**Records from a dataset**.
******************************

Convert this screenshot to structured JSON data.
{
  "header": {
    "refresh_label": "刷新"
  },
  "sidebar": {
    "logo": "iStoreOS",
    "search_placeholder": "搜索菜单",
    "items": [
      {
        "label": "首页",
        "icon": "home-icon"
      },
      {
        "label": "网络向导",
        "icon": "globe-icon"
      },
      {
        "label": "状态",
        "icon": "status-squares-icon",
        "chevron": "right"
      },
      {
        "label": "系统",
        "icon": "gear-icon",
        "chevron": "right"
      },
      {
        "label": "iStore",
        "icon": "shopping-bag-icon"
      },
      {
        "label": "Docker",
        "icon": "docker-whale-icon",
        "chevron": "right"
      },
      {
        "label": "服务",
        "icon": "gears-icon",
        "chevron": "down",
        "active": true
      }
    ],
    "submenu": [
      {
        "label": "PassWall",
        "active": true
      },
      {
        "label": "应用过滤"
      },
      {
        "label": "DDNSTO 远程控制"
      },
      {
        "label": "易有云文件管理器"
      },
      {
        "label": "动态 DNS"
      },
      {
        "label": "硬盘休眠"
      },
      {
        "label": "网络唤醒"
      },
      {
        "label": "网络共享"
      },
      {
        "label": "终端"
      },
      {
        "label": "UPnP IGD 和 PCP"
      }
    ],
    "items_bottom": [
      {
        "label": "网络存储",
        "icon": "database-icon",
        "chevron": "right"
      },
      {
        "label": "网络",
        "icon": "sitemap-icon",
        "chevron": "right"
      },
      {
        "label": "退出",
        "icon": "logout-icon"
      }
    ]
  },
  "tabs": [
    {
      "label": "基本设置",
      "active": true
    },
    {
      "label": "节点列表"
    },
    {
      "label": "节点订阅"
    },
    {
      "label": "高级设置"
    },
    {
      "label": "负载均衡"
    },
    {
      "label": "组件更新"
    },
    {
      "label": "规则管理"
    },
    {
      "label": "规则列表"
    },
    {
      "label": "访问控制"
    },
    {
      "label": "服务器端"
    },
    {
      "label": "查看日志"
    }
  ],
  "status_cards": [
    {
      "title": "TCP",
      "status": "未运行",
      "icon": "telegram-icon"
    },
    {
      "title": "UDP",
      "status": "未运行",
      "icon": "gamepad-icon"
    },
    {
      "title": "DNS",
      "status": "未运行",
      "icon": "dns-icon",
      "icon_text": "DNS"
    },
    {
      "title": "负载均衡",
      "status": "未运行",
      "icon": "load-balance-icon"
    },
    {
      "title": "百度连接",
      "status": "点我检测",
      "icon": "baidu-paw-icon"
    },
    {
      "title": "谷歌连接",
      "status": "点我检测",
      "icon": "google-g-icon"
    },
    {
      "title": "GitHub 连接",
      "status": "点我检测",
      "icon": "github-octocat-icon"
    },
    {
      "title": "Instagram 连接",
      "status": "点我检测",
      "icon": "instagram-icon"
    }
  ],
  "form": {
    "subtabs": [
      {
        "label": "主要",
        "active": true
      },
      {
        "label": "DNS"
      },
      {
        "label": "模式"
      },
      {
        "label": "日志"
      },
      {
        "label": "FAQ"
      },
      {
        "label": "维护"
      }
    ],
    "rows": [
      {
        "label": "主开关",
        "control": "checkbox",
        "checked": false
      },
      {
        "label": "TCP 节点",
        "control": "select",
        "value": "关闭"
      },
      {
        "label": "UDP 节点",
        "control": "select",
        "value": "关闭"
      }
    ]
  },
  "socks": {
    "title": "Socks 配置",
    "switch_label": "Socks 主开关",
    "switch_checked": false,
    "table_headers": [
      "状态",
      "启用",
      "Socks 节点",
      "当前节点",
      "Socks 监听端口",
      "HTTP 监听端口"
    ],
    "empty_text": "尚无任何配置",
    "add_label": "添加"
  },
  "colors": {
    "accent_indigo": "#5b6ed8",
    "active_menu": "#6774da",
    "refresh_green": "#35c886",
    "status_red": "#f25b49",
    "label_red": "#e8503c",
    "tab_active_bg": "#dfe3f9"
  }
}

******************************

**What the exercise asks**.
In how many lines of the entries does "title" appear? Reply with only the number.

**Response to this task**.
9